Even more Modern Warfare-r
Coming into Call of Duty Modern Warfare 2, I had a high set of expectations, primarily set by Infinity Ward's previous game; Call of Duty 4. CoD4 came completely out of left field for me, revitalising my interest in what I believed to be a tired, played-out franchise; the change of setting, compelling campaign, and addictive multiplayer making it one of my top 5 games of 2007. Riding in on this wave of euphoria and excitement Modern Warfare 2 had a lot to live up to.
The campaign follows a similar shape to that of its predecessor in that it lasts 5 or 6 hours dependent on difficulty, and switches between multiple perspectives to tell its story from a variety of angles. I initially played through the campaign on Hardened difficulty, having completed the previous game on Veteran, and I found the game to be considerably more challenging than its predecessor, to draw attention to the Favela levels set in Rio de Janeiro which included checkpoint sections that held me up for 15 or 20 minutes of trying to pass.
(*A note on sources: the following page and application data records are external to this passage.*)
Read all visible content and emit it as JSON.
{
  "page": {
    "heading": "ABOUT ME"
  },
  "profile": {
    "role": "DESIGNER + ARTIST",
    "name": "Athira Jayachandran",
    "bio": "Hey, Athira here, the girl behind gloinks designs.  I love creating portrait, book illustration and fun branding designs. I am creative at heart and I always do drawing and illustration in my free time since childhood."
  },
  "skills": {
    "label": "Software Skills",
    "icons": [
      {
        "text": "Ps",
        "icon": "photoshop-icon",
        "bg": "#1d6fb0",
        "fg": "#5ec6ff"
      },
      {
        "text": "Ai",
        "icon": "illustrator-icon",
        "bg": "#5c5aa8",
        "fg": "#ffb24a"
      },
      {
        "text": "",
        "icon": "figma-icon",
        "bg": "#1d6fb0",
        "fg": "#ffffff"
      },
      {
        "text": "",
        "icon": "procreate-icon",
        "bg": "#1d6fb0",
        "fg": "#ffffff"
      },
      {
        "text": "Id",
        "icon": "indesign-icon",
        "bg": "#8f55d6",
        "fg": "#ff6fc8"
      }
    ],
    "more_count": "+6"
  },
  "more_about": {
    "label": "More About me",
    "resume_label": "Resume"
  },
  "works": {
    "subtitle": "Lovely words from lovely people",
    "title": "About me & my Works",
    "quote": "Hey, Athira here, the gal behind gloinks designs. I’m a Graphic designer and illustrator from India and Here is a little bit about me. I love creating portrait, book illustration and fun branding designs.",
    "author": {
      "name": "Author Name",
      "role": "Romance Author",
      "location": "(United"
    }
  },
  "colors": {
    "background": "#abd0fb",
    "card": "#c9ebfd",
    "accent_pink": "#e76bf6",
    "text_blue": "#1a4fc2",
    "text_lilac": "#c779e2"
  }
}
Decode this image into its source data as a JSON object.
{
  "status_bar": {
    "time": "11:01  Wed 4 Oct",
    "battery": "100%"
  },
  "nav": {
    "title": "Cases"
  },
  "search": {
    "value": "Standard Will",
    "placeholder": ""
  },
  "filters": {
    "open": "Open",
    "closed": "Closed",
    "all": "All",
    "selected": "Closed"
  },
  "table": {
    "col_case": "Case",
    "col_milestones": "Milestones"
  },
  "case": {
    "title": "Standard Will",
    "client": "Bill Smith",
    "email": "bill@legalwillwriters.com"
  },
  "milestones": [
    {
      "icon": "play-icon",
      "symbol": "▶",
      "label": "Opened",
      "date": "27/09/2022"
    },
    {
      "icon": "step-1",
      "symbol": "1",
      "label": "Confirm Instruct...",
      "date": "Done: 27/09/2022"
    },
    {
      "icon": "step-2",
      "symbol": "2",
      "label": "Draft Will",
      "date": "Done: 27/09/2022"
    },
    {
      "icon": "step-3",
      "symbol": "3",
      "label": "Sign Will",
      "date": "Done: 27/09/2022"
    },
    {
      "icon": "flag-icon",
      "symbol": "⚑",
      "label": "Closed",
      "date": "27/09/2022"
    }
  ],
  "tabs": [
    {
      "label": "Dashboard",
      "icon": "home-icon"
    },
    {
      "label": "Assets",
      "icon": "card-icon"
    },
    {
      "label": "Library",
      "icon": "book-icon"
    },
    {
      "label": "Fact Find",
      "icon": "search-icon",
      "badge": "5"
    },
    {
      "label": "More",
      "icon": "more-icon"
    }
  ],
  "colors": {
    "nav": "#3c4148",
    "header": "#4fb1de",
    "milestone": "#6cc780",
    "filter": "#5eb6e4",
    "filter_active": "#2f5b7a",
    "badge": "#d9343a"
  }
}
In terms of the storytelling in the campaign, it rests at the higher end of the genre, having said that the probability of events and bombastic nature make it closer to James Bond, than Black Hawk Down of the first Modern Warfare game. The campaign makes heavy use of set pieces, and mixes things up with a couple of vehicle sections, and one spectacular section with no gunfire at all. One particularly impressive aspect of the campaign is the sheer size and scale of the levels, showing the improvements IW have made to their engine in the last two years. The variety of locations presented is also impressive, from airports, to the forests of Kazakhstan, via the slums of Rio and the heart of Washington DC itself.
A relatively under-explored feature in the game is the inclusion of a co-operative Special Ops mode which sets the player and a partner (AI or human) on a set of 23 missions, the majority of which re-use elements of the campaign maps. There is a lot of variety presented in this missions from sniper sections reminiscent of the Chernobyl level of CoD4, to one particularly compelling mission that has the players split up, with one riding shotgun in a helicopter, whilst the other advances on the ground. These missions help to add replay value to the non-competitive experience, especially with the incentive to replay missions in order to earn more stars.
The multi-player is arguably the most eagerly awaited aspect of the package by the series' fans, and it does certainly not disappoint . The 18 player count remains the same as its predecessor, as are the majority of the modes available, including; deathmatch, team deathmatch, capture the flag, headquarters, and various other objective based games. The roster includes 16 brand-new maps, of which a large number "borrow" elements from the campaign maps, but as ever with Infinity Ward they feel well designed and offer a good amount of variety in setting, from the mansion and its outlying buildings taken from the campaign (Estate), to a pair of skyscrapers and the open killing field that lies between them (Highrise). In terms of player customisation many of the features introduced in CoD4 are back including weapon loadouts, Perks, and Killstreaks, although all have a few interesting twists. Some major changes have been made to weapon classes, such as moving shotguns and "launchers" into sidearms, this reflects the focus on anti-aircraft capabilities given to the player to balance out some of the more powerful Killstreaks. Perks have also been rebalanced, such as the loss of Martyrdom, meaning you can generally approach a downed foe without fear of exploding. However, Martyrdom is not gone from the game entirely, it has been added as one of the new "Deathstreaks", which are unlocked if the player has died mulitple times in a row without making any kills, which can happen to the best of us. Other Deathstreaks include Painkiller, which respawns the player with triple health for the first 10 seconds. Another new feature is the ability to customise one's own Killstreaks, from a list of 10 or so, at the highest end these include battlefield flatteners, such as a Harrier, the AC130 gunship, and even a tactical nuke, which kills everyone on the map and ends the game, however to earn the nuke the player must make 25 kills in a row without dying.
In conclusion, Call of Duty Modern Warfare 2 is a refined, and satisfying experience. It delivers what the fanbase is looking for in all the right ways. However, it is not the earth shattering revelation the its predecessor was, as it takes the elements from the previous game and improves them in a bigger and louder sequel. After all, how else are you to, "Go loud soldier!"?